Updated: Jul 1
As a kid, I was quite the burger snob. I would have the same thing on every burger, comparing memories of the burgers. As it is one of my favorite foods, you’d assume I’d eat them anytime, anywhere. But you’d be wrong. As a kid, I quickly learned that the UK and Mexico, my most repeated travel destinations, had atrocious burgers. So, I cut Mexico and all of Europe off my cuisine list regarding lunches and dinners. But I’ve grown and have since had burgers in Perugia, Italy, and Amsterdam, Holland. But don’t worry, some US burger places will be added to this list shortly. This blog is a live document, and my favorite burger places from NYC to Roma will all come soon.
Burger Bar; Amsterdam, The Netherlands
With The Netherlands being so close to England, I was unsure of the quality of the burger. But I dared to try new things. I ventured off to Burger Bar after researching some burger places, and one website ranked the burgers 8th in Europe. The words “8th best in Europe” rang over and over, so Burger Bar dangerously challenged me to a duel of the taste buds. I got the classic: cheddar cheese, onions, tomatoes, pickles, and bacon. I believe that the classic burgers should not include bacon, but I digress. I told the lady that I couldn’t eat cheese and asked if I could replace it with avocado free of charge. It was. So caught up in my lie that I forgot to remove the bacon. When I first received the burger, I knew that it would be spectacular, and it was. The bacon was definitely a low point because it wasn’t as good as American bacon. Plus, I wouldn’t say I like two different types of meat in the same bite. So, I ate the bacon and started chopping. I rate the burger 8/10; it was cooked beautifully and tasted delicious. But as they purposely added bacon, and the last few bites of the burger resulted in a poor burger-to-bun ratio, I had to take off some points. Plus, nothing is perfect. The fries, on the other hand, were 9/10. The only reason they lose a point is that you have to pay for ketchup and different sauces. I find that despicable and a pure example of capitalism. But hey, it’s not too bad because depending on your burger, it can come with fries, and mine did, so I’ll take the ketchup, please. I’ll definitely be going back, and good thing I don’t live in Amsterdam, or I’d be a regular. (July 2022)

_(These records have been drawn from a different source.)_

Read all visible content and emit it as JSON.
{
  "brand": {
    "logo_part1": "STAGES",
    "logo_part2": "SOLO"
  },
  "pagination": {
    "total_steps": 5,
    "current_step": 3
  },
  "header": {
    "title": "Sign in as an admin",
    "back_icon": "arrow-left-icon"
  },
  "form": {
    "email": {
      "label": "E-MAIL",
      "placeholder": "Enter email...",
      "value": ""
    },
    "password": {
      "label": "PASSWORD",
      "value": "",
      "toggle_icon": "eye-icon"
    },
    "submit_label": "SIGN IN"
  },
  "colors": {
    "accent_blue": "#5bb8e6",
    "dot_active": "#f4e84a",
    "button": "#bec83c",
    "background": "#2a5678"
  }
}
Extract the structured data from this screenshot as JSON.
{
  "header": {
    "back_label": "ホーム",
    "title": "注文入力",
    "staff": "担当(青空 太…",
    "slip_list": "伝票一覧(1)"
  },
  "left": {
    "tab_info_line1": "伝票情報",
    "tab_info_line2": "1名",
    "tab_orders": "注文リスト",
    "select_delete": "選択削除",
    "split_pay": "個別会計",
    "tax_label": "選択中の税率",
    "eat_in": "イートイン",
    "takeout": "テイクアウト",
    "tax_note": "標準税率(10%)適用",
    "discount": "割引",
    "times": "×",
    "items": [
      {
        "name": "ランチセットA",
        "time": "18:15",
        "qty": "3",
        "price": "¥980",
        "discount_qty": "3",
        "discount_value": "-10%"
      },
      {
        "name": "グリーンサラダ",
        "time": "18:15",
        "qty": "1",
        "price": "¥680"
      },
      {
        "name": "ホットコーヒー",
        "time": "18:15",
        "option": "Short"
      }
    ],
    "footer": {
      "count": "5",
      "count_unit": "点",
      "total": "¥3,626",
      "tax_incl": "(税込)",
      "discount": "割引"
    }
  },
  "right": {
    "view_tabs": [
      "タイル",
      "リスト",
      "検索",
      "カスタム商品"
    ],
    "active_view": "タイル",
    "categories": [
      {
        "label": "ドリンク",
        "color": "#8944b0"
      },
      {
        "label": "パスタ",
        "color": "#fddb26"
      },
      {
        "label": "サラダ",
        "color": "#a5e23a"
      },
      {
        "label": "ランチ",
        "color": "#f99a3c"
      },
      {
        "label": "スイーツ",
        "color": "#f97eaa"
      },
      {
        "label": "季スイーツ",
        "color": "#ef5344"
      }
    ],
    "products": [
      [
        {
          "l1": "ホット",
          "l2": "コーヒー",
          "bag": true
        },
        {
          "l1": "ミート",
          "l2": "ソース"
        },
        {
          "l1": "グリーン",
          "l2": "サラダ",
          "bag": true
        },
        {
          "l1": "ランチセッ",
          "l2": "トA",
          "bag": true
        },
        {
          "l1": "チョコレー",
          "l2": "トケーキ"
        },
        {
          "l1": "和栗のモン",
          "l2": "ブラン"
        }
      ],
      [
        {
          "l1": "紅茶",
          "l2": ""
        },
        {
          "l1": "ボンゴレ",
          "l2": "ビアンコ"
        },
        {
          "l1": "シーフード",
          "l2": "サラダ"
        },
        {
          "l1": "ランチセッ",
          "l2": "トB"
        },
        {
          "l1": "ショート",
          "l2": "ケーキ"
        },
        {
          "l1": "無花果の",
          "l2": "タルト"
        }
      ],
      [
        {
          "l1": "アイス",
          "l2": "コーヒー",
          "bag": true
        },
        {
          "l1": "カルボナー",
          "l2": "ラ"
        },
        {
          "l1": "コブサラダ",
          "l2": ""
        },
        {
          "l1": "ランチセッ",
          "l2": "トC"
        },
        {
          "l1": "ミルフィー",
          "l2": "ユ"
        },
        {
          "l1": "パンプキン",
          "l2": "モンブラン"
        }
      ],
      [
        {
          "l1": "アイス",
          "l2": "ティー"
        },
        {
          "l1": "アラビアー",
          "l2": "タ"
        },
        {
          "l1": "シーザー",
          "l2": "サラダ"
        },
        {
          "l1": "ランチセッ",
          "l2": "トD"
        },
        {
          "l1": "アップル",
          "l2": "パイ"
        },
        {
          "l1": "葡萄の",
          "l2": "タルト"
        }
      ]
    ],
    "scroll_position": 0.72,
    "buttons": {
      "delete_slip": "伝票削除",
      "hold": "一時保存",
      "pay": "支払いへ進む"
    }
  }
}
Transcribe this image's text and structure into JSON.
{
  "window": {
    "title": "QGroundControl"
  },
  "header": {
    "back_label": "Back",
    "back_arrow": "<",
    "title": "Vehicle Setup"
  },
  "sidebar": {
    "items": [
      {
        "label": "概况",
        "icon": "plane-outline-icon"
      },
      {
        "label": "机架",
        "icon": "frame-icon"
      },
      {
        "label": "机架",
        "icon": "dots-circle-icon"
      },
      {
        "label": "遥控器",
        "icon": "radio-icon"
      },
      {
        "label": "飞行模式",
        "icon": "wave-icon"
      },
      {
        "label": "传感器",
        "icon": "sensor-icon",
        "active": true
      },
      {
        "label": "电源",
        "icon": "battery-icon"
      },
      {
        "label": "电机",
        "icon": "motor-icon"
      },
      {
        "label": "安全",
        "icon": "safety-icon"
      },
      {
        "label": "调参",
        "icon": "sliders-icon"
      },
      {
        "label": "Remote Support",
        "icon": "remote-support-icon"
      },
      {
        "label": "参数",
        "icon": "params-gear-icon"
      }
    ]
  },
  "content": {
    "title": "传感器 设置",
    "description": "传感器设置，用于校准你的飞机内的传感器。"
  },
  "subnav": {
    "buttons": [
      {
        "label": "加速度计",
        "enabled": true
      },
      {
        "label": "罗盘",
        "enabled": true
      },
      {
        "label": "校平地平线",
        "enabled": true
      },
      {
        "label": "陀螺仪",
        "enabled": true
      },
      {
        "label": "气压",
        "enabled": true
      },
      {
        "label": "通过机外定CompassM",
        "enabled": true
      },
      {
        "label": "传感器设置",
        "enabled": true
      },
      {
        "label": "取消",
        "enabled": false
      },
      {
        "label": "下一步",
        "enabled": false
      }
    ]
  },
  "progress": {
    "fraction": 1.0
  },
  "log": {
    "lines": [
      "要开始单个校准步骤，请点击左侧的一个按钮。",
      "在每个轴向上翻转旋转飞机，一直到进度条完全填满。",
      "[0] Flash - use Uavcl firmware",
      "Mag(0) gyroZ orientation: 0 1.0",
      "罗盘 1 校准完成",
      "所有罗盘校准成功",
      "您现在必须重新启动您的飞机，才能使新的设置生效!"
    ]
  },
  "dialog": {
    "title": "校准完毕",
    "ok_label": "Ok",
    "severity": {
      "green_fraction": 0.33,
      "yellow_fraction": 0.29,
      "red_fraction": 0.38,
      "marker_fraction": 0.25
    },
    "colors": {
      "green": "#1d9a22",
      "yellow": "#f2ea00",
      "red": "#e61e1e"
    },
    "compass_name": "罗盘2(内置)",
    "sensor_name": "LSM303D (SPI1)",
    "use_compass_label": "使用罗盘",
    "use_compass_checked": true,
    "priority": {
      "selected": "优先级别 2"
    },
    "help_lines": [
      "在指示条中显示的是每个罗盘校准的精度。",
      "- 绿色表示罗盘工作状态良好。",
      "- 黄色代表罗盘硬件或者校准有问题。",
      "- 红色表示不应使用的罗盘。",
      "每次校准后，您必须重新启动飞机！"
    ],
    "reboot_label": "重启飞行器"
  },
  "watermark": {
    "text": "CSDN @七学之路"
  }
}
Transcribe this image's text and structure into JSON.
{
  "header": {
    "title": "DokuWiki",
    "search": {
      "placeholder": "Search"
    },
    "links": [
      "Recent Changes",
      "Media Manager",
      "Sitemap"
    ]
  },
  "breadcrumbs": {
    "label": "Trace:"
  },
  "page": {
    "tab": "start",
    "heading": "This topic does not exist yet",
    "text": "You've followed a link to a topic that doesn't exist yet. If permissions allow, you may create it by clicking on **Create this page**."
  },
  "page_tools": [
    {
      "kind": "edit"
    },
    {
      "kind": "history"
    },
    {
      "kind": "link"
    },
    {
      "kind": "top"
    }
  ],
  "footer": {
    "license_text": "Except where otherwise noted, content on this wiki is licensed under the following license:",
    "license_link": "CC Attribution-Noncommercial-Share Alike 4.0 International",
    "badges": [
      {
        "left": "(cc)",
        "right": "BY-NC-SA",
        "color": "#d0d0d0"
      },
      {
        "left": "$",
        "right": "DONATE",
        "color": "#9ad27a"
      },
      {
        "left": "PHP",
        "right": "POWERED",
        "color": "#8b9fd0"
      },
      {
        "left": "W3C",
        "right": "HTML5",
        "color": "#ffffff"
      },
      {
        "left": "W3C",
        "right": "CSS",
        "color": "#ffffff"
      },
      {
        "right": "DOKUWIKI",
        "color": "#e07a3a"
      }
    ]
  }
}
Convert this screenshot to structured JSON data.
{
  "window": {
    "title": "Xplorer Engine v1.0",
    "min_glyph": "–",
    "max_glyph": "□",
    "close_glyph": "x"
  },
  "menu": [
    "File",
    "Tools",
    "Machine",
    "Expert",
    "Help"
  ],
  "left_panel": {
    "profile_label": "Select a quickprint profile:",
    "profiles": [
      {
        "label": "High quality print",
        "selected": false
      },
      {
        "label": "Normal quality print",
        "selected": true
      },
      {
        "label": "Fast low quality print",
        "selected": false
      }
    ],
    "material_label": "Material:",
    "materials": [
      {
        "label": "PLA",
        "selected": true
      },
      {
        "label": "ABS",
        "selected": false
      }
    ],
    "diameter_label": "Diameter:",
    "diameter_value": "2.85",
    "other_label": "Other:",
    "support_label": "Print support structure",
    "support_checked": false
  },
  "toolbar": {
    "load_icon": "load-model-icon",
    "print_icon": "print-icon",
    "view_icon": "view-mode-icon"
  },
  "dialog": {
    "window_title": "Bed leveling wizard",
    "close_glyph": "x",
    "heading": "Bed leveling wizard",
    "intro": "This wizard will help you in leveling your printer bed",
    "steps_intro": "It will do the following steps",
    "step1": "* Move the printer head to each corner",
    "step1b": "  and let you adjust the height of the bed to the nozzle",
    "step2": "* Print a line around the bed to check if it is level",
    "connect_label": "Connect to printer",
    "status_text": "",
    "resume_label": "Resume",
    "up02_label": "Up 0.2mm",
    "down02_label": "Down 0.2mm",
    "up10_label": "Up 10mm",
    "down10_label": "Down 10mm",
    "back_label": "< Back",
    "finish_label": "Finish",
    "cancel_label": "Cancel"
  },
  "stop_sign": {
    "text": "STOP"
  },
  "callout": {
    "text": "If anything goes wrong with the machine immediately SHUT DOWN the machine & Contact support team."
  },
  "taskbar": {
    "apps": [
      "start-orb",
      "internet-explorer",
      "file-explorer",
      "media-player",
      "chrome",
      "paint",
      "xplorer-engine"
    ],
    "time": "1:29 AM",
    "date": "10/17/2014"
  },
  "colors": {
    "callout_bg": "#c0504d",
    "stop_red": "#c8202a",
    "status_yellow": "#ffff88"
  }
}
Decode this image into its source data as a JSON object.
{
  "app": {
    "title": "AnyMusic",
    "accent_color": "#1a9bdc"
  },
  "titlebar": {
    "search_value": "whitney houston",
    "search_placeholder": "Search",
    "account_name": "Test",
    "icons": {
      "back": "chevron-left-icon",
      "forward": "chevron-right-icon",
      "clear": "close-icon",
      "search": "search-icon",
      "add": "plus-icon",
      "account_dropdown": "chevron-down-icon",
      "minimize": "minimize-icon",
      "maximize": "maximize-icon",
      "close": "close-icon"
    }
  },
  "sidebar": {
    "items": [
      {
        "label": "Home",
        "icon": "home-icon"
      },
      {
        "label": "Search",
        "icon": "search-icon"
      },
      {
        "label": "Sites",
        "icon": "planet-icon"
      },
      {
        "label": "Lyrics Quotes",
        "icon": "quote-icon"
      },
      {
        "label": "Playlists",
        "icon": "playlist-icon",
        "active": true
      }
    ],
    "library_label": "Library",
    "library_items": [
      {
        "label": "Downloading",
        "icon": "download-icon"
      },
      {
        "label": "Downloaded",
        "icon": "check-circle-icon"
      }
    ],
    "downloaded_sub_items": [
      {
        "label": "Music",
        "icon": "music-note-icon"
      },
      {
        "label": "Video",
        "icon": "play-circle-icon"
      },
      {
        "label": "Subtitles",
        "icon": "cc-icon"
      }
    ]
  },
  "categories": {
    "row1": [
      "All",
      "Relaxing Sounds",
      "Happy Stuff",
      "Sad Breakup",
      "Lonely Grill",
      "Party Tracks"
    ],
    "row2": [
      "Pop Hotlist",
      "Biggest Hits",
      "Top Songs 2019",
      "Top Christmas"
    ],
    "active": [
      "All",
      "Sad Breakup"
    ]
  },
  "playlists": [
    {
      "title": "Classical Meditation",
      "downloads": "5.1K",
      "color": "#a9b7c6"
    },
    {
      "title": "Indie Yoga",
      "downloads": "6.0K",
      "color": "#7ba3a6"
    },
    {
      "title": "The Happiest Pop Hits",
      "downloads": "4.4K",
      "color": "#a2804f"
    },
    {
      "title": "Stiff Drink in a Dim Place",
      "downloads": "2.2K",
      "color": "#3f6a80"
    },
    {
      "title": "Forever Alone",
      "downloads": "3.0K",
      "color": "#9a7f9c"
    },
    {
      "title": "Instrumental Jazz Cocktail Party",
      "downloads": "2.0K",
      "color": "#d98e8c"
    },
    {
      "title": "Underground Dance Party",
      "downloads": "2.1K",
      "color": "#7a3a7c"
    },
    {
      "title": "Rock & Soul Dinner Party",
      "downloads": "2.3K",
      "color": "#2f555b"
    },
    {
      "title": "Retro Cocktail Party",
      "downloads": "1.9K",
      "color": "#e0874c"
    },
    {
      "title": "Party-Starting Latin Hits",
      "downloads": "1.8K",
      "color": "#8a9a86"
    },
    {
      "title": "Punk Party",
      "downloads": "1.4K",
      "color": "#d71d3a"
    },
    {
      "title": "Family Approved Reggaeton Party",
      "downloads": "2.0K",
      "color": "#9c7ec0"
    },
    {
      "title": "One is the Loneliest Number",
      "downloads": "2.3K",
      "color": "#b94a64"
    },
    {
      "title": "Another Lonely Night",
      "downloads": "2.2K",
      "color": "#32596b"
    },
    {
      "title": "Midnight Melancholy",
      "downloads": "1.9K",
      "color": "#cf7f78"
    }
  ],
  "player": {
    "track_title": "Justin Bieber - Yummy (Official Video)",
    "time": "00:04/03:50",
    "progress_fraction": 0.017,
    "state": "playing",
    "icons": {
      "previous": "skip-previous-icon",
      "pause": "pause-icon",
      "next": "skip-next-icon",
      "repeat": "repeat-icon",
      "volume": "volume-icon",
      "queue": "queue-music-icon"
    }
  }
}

Gusto; Perugia, Italy
Visually, Gusto has the most eye-catching burger I’ve ever witnessed, and its luscious taste makes tops the experience off. Before the waiter even arrived at my table, I would see the sesame-seeded burger and try to guess which flashy burger would be placed in front of me. On my first couple of arrivals at Gusto, I stuck to my go-to burger, which they called Sasa. Sandwiched in between a colorful homemade bun, a Sasa burger was a classic cheeseburger topped with lettuce, tomato, onion, and pickles. Held together with a toothpick, the vivid crescent-shaped bread of the burger is garnished with taco-shaped french fires. As my time in Italy went on, I became more adventurous, so I tried a pesto-buffalo mozzarella topped burger. I was unsure of my order because I never liked cheese on my burger. But this elevated type of mozzarella dissolved in my mouth, despite the cheese never being melted. Its clash with pesto and tomato added Caprese salad-esque energy to the burger, almost accomplishing an Italian take on an American staple. I would name these burgers 10/10, a very high rating. Partially because of its perfect replication of a US classic abroad and the ingenuity of the Italian spin. Lastly, the fries. In my decades of consuming fries, I have had waffle, thick, ridged, skin-on, curly, regular, seasons, and some fry-adjacent foods like tater tots and onion rings. But Italy, or at least Perugia, has taco-shaped fries. These addictive ridged-v-shaped fried allow for a large amount of fried surface area. I would rate these 8/10. They were striking and unforgettable but had a limited amount of actual potatoes. And while I don’t like fries with an overwhelming amount of potato, these had too little.